### [Task details]
Please reproduce the data exactly, excluding any pictures it contains.

═════ Data to examine

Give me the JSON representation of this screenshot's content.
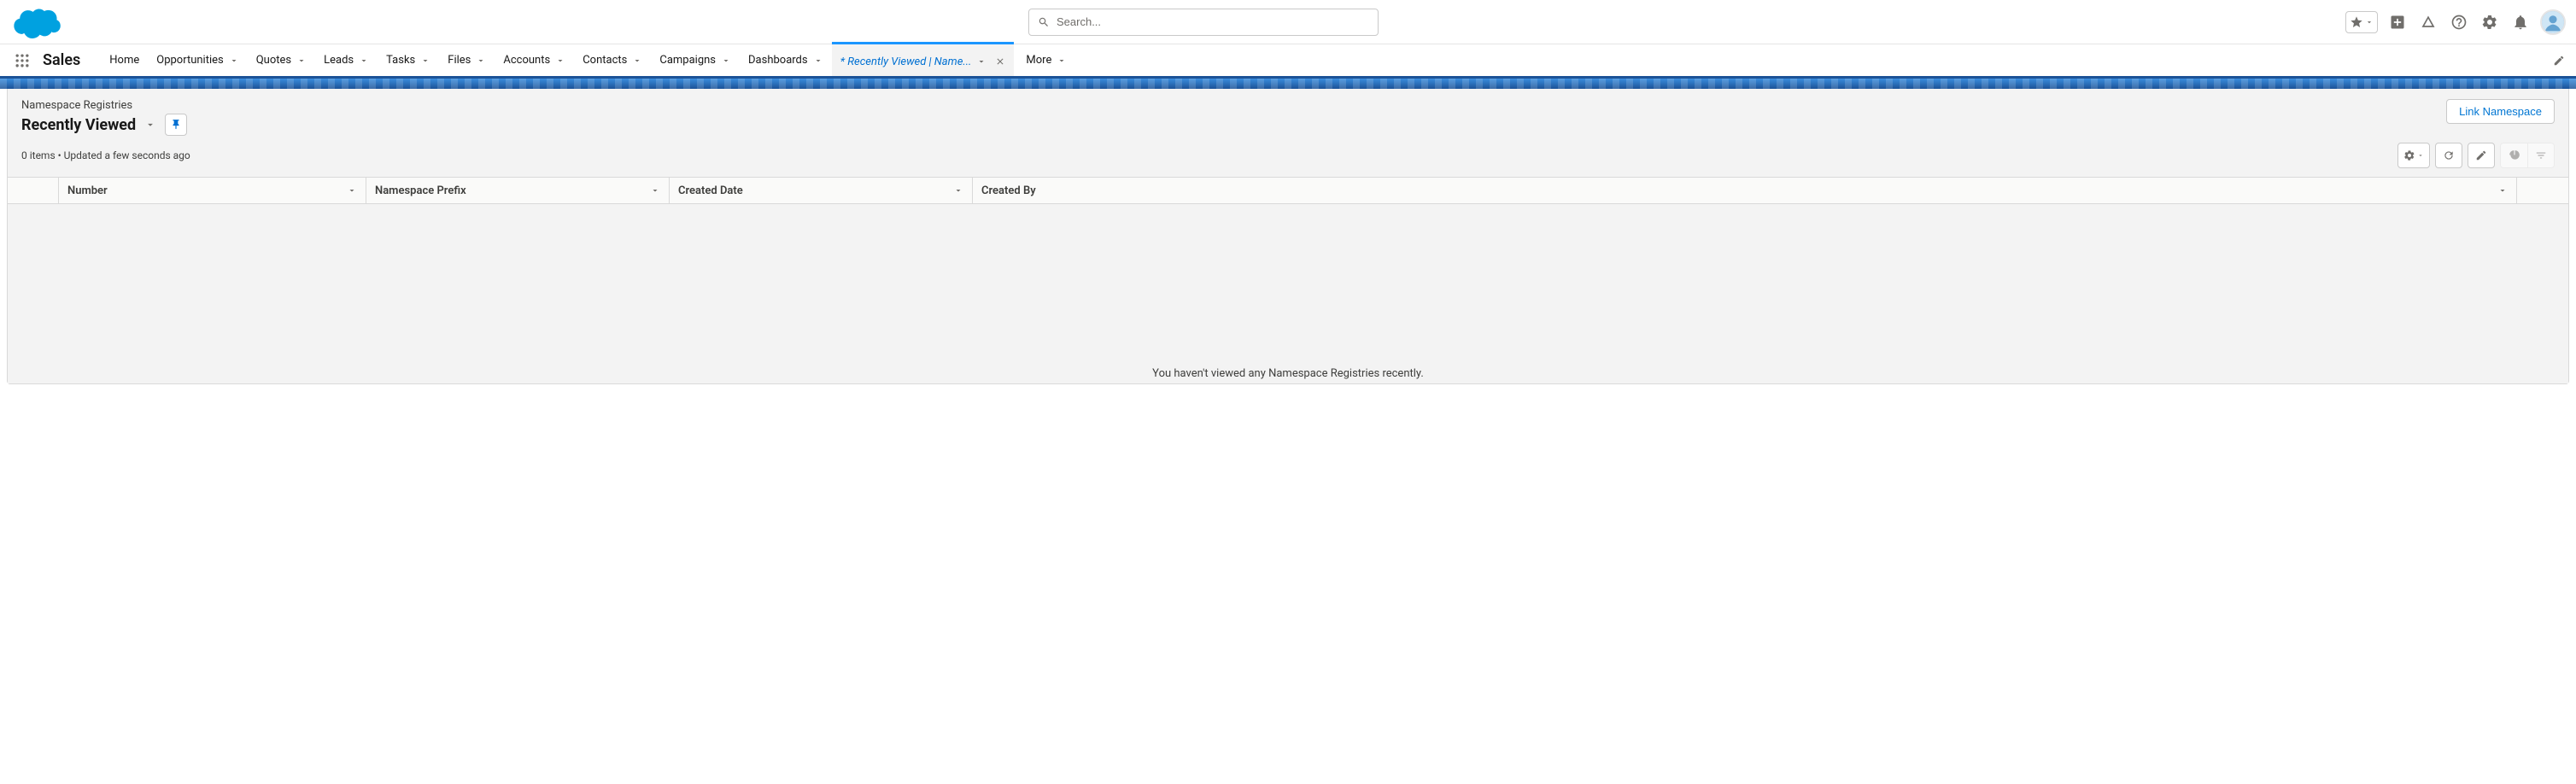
{
  "header": {
    "search_placeholder": "Search..."
  },
  "nav": {
    "app_name": "Sales",
    "items": [
      {
        "label": "Home",
        "dropdown": false
      },
      {
        "label": "Opportunities",
        "dropdown": true
      },
      {
        "label": "Quotes",
        "dropdown": true
      },
      {
        "label": "Leads",
        "dropdown": true
      },
      {
        "label": "Tasks",
        "dropdown": true
      },
      {
        "label": "Files",
        "dropdown": true
      },
      {
        "label": "Accounts",
        "dropdown": true
      },
      {
        "label": "Contacts",
        "dropdown": true
      },
      {
        "label": "Campaigns",
        "dropdown": true
      },
      {
        "label": "Dashboards",
        "dropdown": true
      }
    ],
    "active_tab": "* Recently Viewed | Name...",
    "more_label": "More"
  },
  "page": {
    "object_label": "Namespace Registries",
    "view_name": "Recently Viewed",
    "action_button": "Link Namespace",
    "meta": "0 items • Updated a few seconds ago",
    "columns": [
      "Number",
      "Namespace Prefix",
      "Created Date",
      "Created By"
    ],
    "empty_message": "You haven't viewed any Namespace Registries recently."
  }
}
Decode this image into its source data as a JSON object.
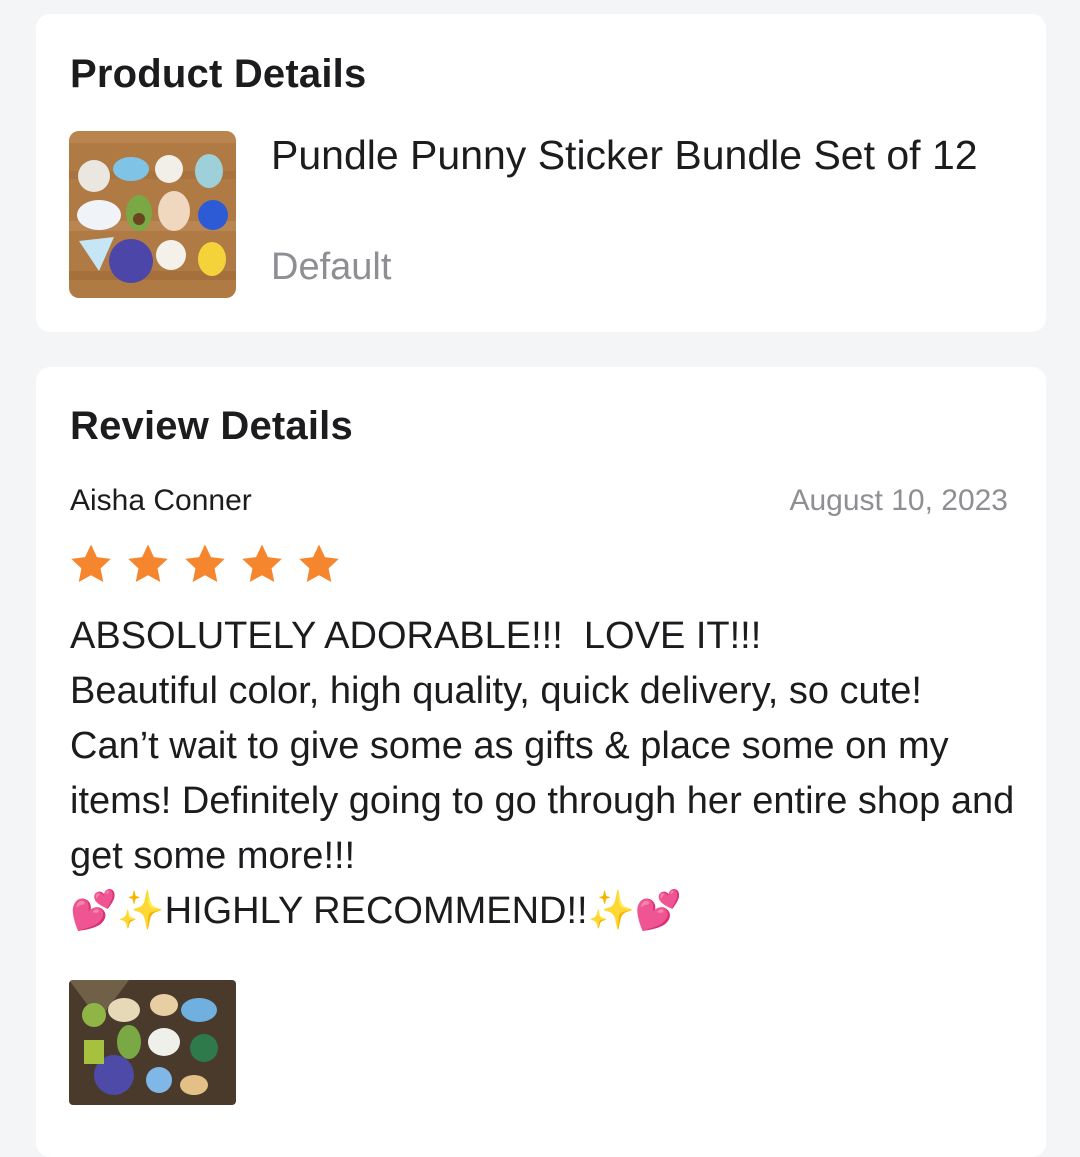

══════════

### [Answer box]
Give me the JSON representation of this screenshot's content.
{
  "header": {
    "search_placeholder": "Search..."
  },
  "nav": {
    "app_name": "Sales",
    "items": [
      {
        "label": "Home",
        "dropdown": false
      },
      {
        "label": "Opportunities",
        "dropdown": true
      },
      {
        "label": "Quotes",
        "dropdown": true
      },
      {
        "label": "Leads",
        "dropdown": true
      },
      {
        "label": "Tasks",
        "dropdown": true
      },
      {
        "label": "Files",
        "dropdown": true
      },
      {
        "label": "Accounts",
        "dropdown": true
      },
      {
        "label": "Contacts",
        "dropdown": true
      },
      {
        "label": "Campaigns",
        "dropdown": true
      },
      {
        "label": "Dashboards",
        "dropdown": true
      }
    ],
    "active_tab": "* Recently Viewed | Name...",
    "more_label": "More"
  },
  "page": {
    "object_label": "Namespace Registries",
    "view_name": "Recently Viewed",
    "action_button": "Link Namespace",
    "meta": "0 items • Updated a few seconds ago",
    "columns": [
      "Number",
      "Namespace Prefix",
      "Created Date",
      "Created By"
    ],
    "empty_message": "You haven't viewed any Namespace Registries recently."
  }
}
Decode this image into its source data as a JSON object.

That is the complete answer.